[Start of Attachment]

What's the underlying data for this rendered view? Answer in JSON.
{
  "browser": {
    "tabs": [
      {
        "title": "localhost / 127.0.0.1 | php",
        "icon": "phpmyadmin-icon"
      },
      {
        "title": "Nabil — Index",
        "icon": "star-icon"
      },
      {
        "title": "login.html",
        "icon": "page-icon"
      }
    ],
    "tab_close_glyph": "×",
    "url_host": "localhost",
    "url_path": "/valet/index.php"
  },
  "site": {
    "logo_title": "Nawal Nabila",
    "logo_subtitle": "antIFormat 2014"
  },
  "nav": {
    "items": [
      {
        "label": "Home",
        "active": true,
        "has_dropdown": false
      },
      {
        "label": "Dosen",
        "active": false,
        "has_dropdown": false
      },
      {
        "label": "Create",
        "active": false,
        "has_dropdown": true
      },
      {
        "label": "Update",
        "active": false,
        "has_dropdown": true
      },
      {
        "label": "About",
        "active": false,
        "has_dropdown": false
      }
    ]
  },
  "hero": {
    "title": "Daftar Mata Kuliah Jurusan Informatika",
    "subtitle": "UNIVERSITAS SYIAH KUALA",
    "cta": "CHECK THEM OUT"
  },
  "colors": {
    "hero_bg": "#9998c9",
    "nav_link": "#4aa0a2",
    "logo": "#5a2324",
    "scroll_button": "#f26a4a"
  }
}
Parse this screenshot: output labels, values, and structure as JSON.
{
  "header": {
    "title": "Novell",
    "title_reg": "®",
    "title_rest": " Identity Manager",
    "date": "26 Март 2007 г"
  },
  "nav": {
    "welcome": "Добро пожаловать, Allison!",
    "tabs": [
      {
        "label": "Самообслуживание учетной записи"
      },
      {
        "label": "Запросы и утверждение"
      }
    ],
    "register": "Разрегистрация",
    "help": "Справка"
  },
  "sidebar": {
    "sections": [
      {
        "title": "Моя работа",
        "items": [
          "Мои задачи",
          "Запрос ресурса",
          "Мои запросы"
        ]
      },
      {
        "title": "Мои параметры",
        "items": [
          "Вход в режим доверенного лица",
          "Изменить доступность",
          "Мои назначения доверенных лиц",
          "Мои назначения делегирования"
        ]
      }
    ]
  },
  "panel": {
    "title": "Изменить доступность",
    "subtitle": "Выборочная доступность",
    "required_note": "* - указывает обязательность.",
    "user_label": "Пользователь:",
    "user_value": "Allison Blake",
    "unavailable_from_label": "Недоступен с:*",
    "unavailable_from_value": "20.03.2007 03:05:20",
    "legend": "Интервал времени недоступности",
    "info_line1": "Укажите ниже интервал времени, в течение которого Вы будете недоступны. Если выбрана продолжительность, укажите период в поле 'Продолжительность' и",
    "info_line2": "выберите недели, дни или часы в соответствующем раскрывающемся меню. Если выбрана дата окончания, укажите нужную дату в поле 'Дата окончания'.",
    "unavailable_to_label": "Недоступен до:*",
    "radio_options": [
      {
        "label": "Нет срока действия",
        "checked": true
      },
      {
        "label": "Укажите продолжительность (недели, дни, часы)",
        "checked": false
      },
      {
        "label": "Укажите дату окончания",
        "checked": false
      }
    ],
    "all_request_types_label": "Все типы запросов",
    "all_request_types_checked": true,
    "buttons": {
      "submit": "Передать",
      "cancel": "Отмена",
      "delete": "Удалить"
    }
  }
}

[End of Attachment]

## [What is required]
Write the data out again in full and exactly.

## [Result of the task]
What's the underlying data for this rendered view? Answer in JSON.
{
  "browser": {
    "tabs": [
      {
        "title": "localhost / 127.0.0.1 | php",
        "icon": "phpmyadmin-icon"
      },
      {
        "title": "Nabil — Index",
        "icon": "star-icon"
      },
      {
        "title": "login.html",
        "icon": "page-icon"
      }
    ],
    "tab_close_glyph": "×",
    "url_host": "localhost",
    "url_path": "/valet/index.php"
  },
  "site": {
    "logo_title": "Nawal Nabila",
    "logo_subtitle": "antIFormat 2014"
  },
  "nav": {
    "items": [
      {
        "label": "Home",
        "active": true,
        "has_dropdown": false
      },
      {
        "label": "Dosen",
        "active": false,
        "has_dropdown": false
      },
      {
        "label": "Create",
        "active": false,
        "has_dropdown": true
      },
      {
        "label": "Update",
        "active": false,
        "has_dropdown": true
      },
      {
        "label": "About",
        "active": false,
        "has_dropdown": false
      }
    ]
  },
  "hero": {
    "title": "Daftar Mata Kuliah Jurusan Informatika",
    "subtitle": "UNIVERSITAS SYIAH KUALA",
    "cta": "CHECK THEM OUT"
  },
  "colors": {
    "hero_bg": "#9998c9",
    "nav_link": "#4aa0a2",
    "logo": "#5a2324",
    "scroll_button": "#f26a4a"
  }
}
Parse this screenshot: output labels, values, and structure as JSON.
{
  "header": {
    "title": "Novell",
    "title_reg": "®",
    "title_rest": " Identity Manager",
    "date": "26 Март 2007 г"
  },
  "nav": {
    "welcome": "Добро пожаловать, Allison!",
    "tabs": [
      {
        "label": "Самообслуживание учетной записи"
      },
      {
        "label": "Запросы и утверждение"
      }
    ],
    "register": "Разрегистрация",
    "help": "Справка"
  },
  "sidebar": {
    "sections": [
      {
        "title": "Моя работа",
        "items": [
          "Мои задачи",
          "Запрос ресурса",
          "Мои запросы"
        ]
      },
      {
        "title": "Мои параметры",
        "items": [
          "Вход в режим доверенного лица",
          "Изменить доступность",
          "Мои назначения доверенных лиц",
          "Мои назначения делегирования"
        ]
      }
    ]
  },
  "panel": {
    "title": "Изменить доступность",
    "subtitle": "Выборочная доступность",
    "required_note": "* - указывает обязательность.",
    "user_label": "Пользователь:",
    "user_value": "Allison Blake",
    "unavailable_from_label": "Недоступен с:*",
    "unavailable_from_value": "20.03.2007 03:05:20",
    "legend": "Интервал времени недоступности",
    "info_line1": "Укажите ниже интервал времени, в течение которого Вы будете недоступны. Если выбрана продолжительность, укажите период в поле 'Продолжительность' и",
    "info_line2": "выберите недели, дни или часы в соответствующем раскрывающемся меню. Если выбрана дата окончания, укажите нужную дату в поле 'Дата окончания'.",
    "unavailable_to_label": "Недоступен до:*",
    "radio_options": [
      {
        "label": "Нет срока действия",
        "checked": true
      },
      {
        "label": "Укажите продолжительность (недели, дни, часы)",
        "checked": false
      },
      {
        "label": "Укажите дату окончания",
        "checked": false
      }
    ],
    "all_request_types_label": "Все типы запросов",
    "all_request_types_checked": true,
    "buttons": {
      "submit": "Передать",
      "cancel": "Отмена",
      "delete": "Удалить"
    }
  }
}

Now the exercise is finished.